### Problem
The reply must contain all of the records, unchanged.

^^^^^^^^

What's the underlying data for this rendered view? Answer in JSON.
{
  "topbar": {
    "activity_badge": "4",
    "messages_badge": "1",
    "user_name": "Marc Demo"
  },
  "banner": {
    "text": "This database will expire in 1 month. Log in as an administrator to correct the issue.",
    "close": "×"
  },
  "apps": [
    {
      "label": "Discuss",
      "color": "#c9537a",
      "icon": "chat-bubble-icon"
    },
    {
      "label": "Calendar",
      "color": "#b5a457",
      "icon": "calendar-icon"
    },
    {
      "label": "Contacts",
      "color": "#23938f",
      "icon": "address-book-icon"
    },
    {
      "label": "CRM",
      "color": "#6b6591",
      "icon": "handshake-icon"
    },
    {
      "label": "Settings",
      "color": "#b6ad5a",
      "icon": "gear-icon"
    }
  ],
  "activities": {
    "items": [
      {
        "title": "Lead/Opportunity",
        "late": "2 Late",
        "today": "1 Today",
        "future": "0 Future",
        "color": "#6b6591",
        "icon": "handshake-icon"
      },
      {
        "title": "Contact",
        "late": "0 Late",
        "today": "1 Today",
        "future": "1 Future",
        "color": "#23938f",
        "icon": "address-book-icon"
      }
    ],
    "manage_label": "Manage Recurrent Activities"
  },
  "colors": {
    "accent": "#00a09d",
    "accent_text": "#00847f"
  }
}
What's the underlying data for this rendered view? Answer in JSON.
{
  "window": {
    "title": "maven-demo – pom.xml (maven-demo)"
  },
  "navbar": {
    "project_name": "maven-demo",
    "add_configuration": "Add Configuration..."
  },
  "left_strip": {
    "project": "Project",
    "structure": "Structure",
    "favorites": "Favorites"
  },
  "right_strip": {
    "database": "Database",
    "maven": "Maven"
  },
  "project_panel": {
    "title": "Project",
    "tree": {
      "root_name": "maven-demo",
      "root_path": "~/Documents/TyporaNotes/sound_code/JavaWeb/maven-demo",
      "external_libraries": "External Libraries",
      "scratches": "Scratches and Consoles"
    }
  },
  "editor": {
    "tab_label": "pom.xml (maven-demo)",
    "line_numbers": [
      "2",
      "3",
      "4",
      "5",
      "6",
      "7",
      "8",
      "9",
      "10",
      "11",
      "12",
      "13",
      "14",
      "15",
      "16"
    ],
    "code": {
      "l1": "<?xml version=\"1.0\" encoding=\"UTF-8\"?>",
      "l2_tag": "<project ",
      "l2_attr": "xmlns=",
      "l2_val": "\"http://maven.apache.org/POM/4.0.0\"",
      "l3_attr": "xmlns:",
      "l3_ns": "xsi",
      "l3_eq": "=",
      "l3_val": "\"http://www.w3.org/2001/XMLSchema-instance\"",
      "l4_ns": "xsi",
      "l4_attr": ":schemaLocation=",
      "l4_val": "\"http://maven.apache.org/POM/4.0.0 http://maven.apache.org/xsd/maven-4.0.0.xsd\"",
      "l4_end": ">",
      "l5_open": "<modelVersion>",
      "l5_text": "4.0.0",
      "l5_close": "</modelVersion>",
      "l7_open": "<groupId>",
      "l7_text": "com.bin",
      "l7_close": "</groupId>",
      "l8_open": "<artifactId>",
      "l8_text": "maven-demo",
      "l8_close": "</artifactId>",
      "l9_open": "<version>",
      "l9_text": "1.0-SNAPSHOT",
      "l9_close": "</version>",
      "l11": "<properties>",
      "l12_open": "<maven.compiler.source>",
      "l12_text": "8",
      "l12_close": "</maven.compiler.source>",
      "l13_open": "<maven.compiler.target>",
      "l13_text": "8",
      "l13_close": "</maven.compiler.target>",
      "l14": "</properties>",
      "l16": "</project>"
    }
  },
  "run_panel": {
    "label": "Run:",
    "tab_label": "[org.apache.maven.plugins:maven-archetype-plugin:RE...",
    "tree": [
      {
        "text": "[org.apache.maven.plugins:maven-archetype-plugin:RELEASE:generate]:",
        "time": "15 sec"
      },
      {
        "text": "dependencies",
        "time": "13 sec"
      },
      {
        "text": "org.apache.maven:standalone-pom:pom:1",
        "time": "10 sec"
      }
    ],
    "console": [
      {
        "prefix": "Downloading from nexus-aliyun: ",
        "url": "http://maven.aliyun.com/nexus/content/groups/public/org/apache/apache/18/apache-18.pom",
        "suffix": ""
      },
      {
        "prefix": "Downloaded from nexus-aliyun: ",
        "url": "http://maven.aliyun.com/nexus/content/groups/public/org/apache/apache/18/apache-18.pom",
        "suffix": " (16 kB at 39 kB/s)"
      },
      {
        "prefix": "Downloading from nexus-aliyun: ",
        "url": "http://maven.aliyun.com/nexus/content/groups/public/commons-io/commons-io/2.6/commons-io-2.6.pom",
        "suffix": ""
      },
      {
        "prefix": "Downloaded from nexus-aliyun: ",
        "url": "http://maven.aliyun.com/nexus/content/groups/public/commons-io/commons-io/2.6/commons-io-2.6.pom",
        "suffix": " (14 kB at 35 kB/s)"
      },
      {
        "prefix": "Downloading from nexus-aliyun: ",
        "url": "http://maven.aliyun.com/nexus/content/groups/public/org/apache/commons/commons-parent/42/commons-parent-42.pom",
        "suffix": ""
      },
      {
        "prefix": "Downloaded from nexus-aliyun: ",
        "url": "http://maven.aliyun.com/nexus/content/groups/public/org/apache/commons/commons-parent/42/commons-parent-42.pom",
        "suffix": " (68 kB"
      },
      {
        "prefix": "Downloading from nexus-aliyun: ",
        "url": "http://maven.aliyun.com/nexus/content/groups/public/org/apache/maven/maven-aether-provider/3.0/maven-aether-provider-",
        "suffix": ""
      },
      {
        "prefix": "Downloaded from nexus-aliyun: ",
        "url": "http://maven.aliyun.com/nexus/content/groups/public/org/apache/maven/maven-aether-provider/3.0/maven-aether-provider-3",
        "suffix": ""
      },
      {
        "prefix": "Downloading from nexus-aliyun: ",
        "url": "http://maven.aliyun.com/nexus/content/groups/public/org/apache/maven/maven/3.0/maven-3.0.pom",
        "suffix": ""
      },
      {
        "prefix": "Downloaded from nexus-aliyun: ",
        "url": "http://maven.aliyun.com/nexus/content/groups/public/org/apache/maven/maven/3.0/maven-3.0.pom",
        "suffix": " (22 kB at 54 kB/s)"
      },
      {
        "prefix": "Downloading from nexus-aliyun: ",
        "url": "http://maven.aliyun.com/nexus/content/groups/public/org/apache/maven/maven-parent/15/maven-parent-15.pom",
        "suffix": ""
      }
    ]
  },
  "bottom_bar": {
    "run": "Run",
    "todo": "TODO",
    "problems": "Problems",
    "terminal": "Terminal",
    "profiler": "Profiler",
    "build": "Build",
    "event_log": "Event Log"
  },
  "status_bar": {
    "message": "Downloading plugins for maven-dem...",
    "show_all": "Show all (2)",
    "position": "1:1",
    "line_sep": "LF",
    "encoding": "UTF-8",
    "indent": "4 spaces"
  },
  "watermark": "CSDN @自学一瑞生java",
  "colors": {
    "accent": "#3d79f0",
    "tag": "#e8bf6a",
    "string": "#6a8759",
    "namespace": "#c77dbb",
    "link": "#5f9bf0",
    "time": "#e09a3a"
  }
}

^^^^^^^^

### Task result
What's the underlying data for this rendered view? Answer in JSON.
{
  "topbar": {
    "activity_badge": "4",
    "messages_badge": "1",
    "user_name": "Marc Demo"
  },
  "banner": {
    "text": "This database will expire in 1 month. Log in as an administrator to correct the issue.",
    "close": "×"
  },
  "apps": [
    {
      "label": "Discuss",
      "color": "#c9537a",
      "icon": "chat-bubble-icon"
    },
    {
      "label": "Calendar",
      "color": "#b5a457",
      "icon": "calendar-icon"
    },
    {
      "label": "Contacts",
      "color": "#23938f",
      "icon": "address-book-icon"
    },
    {
      "label": "CRM",
      "color": "#6b6591",
      "icon": "handshake-icon"
    },
    {
      "label": "Settings",
      "color": "#b6ad5a",
      "icon": "gear-icon"
    }
  ],
  "activities": {
    "items": [
      {
        "title": "Lead/Opportunity",
        "late": "2 Late",
        "today": "1 Today",
        "future": "0 Future",
        "color": "#6b6591",
        "icon": "handshake-icon"
      },
      {
        "title": "Contact",
        "late": "0 Late",
        "today": "1 Today",
        "future": "1 Future",
        "color": "#23938f",
        "icon": "address-book-icon"
      }
    ],
    "manage_label": "Manage Recurrent Activities"
  },
  "colors": {
    "accent": "#00a09d",
    "accent_text": "#00847f"
  }
}
What's the underlying data for this rendered view? Answer in JSON.
{
  "window": {
    "title": "maven-demo – pom.xml (maven-demo)"
  },
  "navbar": {
    "project_name": "maven-demo",
    "add_configuration": "Add Configuration..."
  },
  "left_strip": {
    "project": "Project",
    "structure": "Structure",
    "favorites": "Favorites"
  },
  "right_strip": {
    "database": "Database",
    "maven": "Maven"
  },
  "project_panel": {
    "title": "Project",
    "tree": {
      "root_name": "maven-demo",
      "root_path": "~/Documents/TyporaNotes/sound_code/JavaWeb/maven-demo",
      "external_libraries": "External Libraries",
      "scratches": "Scratches and Consoles"
    }
  },
  "editor": {
    "tab_label": "pom.xml (maven-demo)",
    "line_numbers": [
      "2",
      "3",
      "4",
      "5",
      "6",
      "7",
      "8",
      "9",
      "10",
      "11",
      "12",
      "13",
      "14",
      "15",
      "16"
    ],
    "code": {
      "l1": "<?xml version=\"1.0\" encoding=\"UTF-8\"?>",
      "l2_tag": "<project ",
      "l2_attr": "xmlns=",
      "l2_val": "\"http://maven.apache.org/POM/4.0.0\"",
      "l3_attr": "xmlns:",
      "l3_ns": "xsi",
      "l3_eq": "=",
      "l3_val": "\"http://www.w3.org/2001/XMLSchema-instance\"",
      "l4_ns": "xsi",
      "l4_attr": ":schemaLocation=",
      "l4_val": "\"http://maven.apache.org/POM/4.0.0 http://maven.apache.org/xsd/maven-4.0.0.xsd\"",
      "l4_end": ">",
      "l5_open": "<modelVersion>",
      "l5_text": "4.0.0",
      "l5_close": "</modelVersion>",
      "l7_open": "<groupId>",
      "l7_text": "com.bin",
      "l7_close": "</groupId>",
      "l8_open": "<artifactId>",
      "l8_text": "maven-demo",
      "l8_close": "</artifactId>",
      "l9_open": "<version>",
      "l9_text": "1.0-SNAPSHOT",
      "l9_close": "</version>",
      "l11": "<properties>",
      "l12_open": "<maven.compiler.source>",
      "l12_text": "8",
      "l12_close": "</maven.compiler.source>",
      "l13_open": "<maven.compiler.target>",
      "l13_text": "8",
      "l13_close": "</maven.compiler.target>",
      "l14": "</properties>",
      "l16": "</project>"
    }
  },
  "run_panel": {
    "label": "Run:",
    "tab_label": "[org.apache.maven.plugins:maven-archetype-plugin:RE...",
    "tree": [
      {
        "text": "[org.apache.maven.plugins:maven-archetype-plugin:RELEASE:generate]:",
        "time": "15 sec"
      },
      {
        "text": "dependencies",
        "time": "13 sec"
      },
      {
        "text": "org.apache.maven:standalone-pom:pom:1",
        "time": "10 sec"
      }
    ],
    "console": [
      {
        "prefix": "Downloading from nexus-aliyun: ",
        "url": "http://maven.aliyun.com/nexus/content/groups/public/org/apache/apache/18/apache-18.pom",
        "suffix": ""
      },
      {
        "prefix": "Downloaded from nexus-aliyun: ",
        "url": "http://maven.aliyun.com/nexus/content/groups/public/org/apache/apache/18/apache-18.pom",
        "suffix": " (16 kB at 39 kB/s)"
      },
      {
        "prefix": "Downloading from nexus-aliyun: ",
        "url": "http://maven.aliyun.com/nexus/content/groups/public/commons-io/commons-io/2.6/commons-io-2.6.pom",
        "suffix": ""
      },
      {
        "prefix": "Downloaded from nexus-aliyun: ",
        "url": "http://maven.aliyun.com/nexus/content/groups/public/commons-io/commons-io/2.6/commons-io-2.6.pom",
        "suffix": " (14 kB at 35 kB/s)"
      },
      {
        "prefix": "Downloading from nexus-aliyun: ",
        "url": "http://maven.aliyun.com/nexus/content/groups/public/org/apache/commons/commons-parent/42/commons-parent-42.pom",
        "suffix": ""
      },
      {
        "prefix": "Downloaded from nexus-aliyun: ",
        "url": "http://maven.aliyun.com/nexus/content/groups/public/org/apache/commons/commons-parent/42/commons-parent-42.pom",
        "suffix": " (68 kB"
      },
      {
        "prefix": "Downloading from nexus-aliyun: ",
        "url": "http://maven.aliyun.com/nexus/content/groups/public/org/apache/maven/maven-aether-provider/3.0/maven-aether-provider-",
        "suffix": ""
      },
      {
        "prefix": "Downloaded from nexus-aliyun: ",
        "url": "http://maven.aliyun.com/nexus/content/groups/public/org/apache/maven/maven-aether-provider/3.0/maven-aether-provider-3",
        "suffix": ""
      },
      {
        "prefix": "Downloading from nexus-aliyun: ",
        "url": "http://maven.aliyun.com/nexus/content/groups/public/org/apache/maven/maven/3.0/maven-3.0.pom",
        "suffix": ""
      },
      {
        "prefix": "Downloaded from nexus-aliyun: ",
        "url": "http://maven.aliyun.com/nexus/content/groups/public/org/apache/maven/maven/3.0/maven-3.0.pom",
        "suffix": " (22 kB at 54 kB/s)"
      },
      {
        "prefix": "Downloading from nexus-aliyun: ",
        "url": "http://maven.aliyun.com/nexus/content/groups/public/org/apache/maven/maven-parent/15/maven-parent-15.pom",
        "suffix": ""
      }
    ]
  },
  "bottom_bar": {
    "run": "Run",
    "todo": "TODO",
    "problems": "Problems",
    "terminal": "Terminal",
    "profiler": "Profiler",
    "build": "Build",
    "event_log": "Event Log"
  },
  "status_bar": {
    "message": "Downloading plugins for maven-dem...",
    "show_all": "Show all (2)",
    "position": "1:1",
    "line_sep": "LF",
    "encoding": "UTF-8",
    "indent": "4 spaces"
  },
  "watermark": "CSDN @自学一瑞生java",
  "colors": {
    "accent": "#3d79f0",
    "tag": "#e8bf6a",
    "string": "#6a8759",
    "namespace": "#c77dbb",
    "link": "#5f9bf0",
    "time": "#e09a3a"
  }
}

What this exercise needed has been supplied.